© Xijun Ni et al. 2020CT-scanned images of the intentionally deformed Songhuajiang Man
An 11,200-11,400 year old fossil of an adult man's skull from a pre-agricultural culture in northeastern China, termed Songhuajiang Man I, is the oldest record of intentional skull deformation in Eurasia, and one of the oldest records in the world. Evidence from stable isotopes in the fossil show that Songhuajiang Man relied on foods like fish from rivers and lakes. This fossil of an intentionally modified human skull from Heilongjiang Province in China is described in a new paper in the journal Archaeological and Anthropological Sciences by Chinese, American, and Pakistani authors.

In well-known societies around the world such as the ancient Mayans, Egyptians, Huns, and Polynesians, the skull was intentionally deformed into a non-natural shape by compressing an infant's head with hand pressure, binding the head with hard and flat surfaces, or by tightly wrapping the head in cloth, Songhuajiang Man I is the oldest evidence in the world for what is called tabular deformation; where hard and flat surfaces are bound to the forehead and back of the skull of an infant in order to permanently alter their skull shape. In the resulting adult's head, the forehead is flatter and taller with a similarly flattened back of the skull.

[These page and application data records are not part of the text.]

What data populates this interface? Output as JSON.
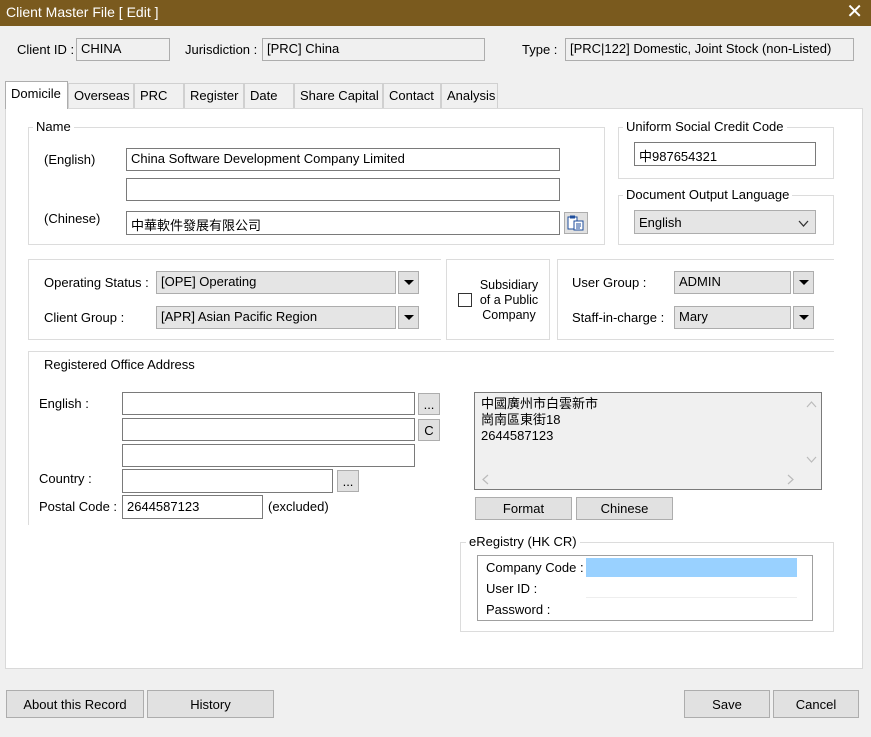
{
  "window": {
    "title": "Client Master File [ Edit ]",
    "close_glyph": "✕"
  },
  "header": {
    "client_id_label": "Client ID :",
    "client_id": "CHINA",
    "jurisdiction_label": "Jurisdiction :",
    "jurisdiction": "[PRC] China",
    "type_label": "Type :",
    "type": "[PRC|122] Domestic, Joint Stock (non-Listed)"
  },
  "tabs": [
    {
      "label": "Domicile"
    },
    {
      "label": "Overseas"
    },
    {
      "label": "PRC"
    },
    {
      "label": "Register"
    },
    {
      "label": "Date"
    },
    {
      "label": "Share Capital"
    },
    {
      "label": "Contact"
    },
    {
      "label": "Analysis"
    }
  ],
  "name_group": {
    "title": "Name",
    "english_label": "(English)",
    "english_value": "China Software Development Company Limited",
    "english_value2": "",
    "chinese_label": "(Chinese)",
    "chinese_value": "中華軟件發展有限公司",
    "copy_icon": "paste-icon"
  },
  "uscc": {
    "title": "Uniform Social Credit Code",
    "value": "中987654321"
  },
  "doc_lang": {
    "title": "Document Output Language",
    "value": "English"
  },
  "status": {
    "operating_label": "Operating Status :",
    "operating_value": "[OPE] Operating",
    "client_group_label": "Client Group :",
    "client_group_value": "[APR] Asian Pacific Region",
    "subsidiary_label": "Subsidiary of a Public Company",
    "user_group_label": "User Group :",
    "user_group_value": "ADMIN",
    "staff_label": "Staff-in-charge :",
    "staff_value": "Mary"
  },
  "address": {
    "title": "Registered Office Address",
    "english_label": "English :",
    "line1": "",
    "line2": "",
    "line3": "",
    "ellipsis": "...",
    "c_button": "C",
    "country_label": "Country :",
    "country_value": "",
    "postal_label": "Postal Code :",
    "postal_value": "2644587123",
    "excluded": "(excluded)",
    "preview_lines": [
      "中國廣州市白雲新市",
      "崗南區東街18",
      "2644587123"
    ],
    "format_button": "Format",
    "chinese_button": "Chinese"
  },
  "eregistry": {
    "title": "eRegistry (HK CR)",
    "company_code_label": "Company Code :",
    "user_id_label": "User ID :",
    "password_label": "Password :"
  },
  "footer": {
    "about_label": "About this Record",
    "history_label": "History",
    "save_label": "Save",
    "cancel_label": "Cancel"
  },
  "colors": {
    "titlebar": "#7a5a1e",
    "highlight": "#99d1ff"
  }
}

In this Chinese fossil, the adult deformed skull preserves traces of the hard surfaces that were bound to the skull during his infancy. CT-scanning of the fossil reveals features present in intentionally deformed skulls such as permanent changes to blood vessel flow around the brain, and the growth of small bones, called wormian bones, along the edges of the major skull bones.

Those features help to determine that the skull grew into its deformed shape rather than having been changed after the man's death. This type of skull deformation is a highly recognizable and distinct feature in adults, differing from our typical rounded head shape. These changes cannot be reversed because the skull bones grow and fuse into the deformed shape. It is a life-long indicator of status.

cranial deformation
© Chinese Academy of SciencesThe oldest evidence of the cultural practice of intentional skull deformation around the world, and their potential
links via immigration to North and South America
Dr. Xijun Ni, the lead author on the study from the Institute of the Vertebrate Paleontology and Paleoanthropology (IVPP), Chinese Academy of Sciences, says, "Most people would probably link the ability to farm with complex societies and having a hereditary hierarchy where there are different classes of people with some socially above others. This fossil from a fishing community helps to show that hierarchy and maintaining identity and social standing across generations was a feature that arose independent from farming."

The extreme age of this intentionally deformed fossil and its location in northeastern Asia where people emigrated to North and South America suggests that the immigrants might have carried this cultural practice of deforming infant skulls to the New World.

Co-author, Dr. Thomas Stidham of the IVPP adds, "The earliest places around 11,000 years ago with evidence of skull deformation in Iraq, Australia, and China are within 800 years of each other. This kind of skull deformation may have spread rapidly in a way similar to a social media meme today, and in this case, as a meme continuing from one generation to the next. While the practice may have started independently in those different places, we know people are always ready to click 'like', copy styles, and spread memes they think are cool."
Source: Chinese Academy of Sciences [July 09, 2020]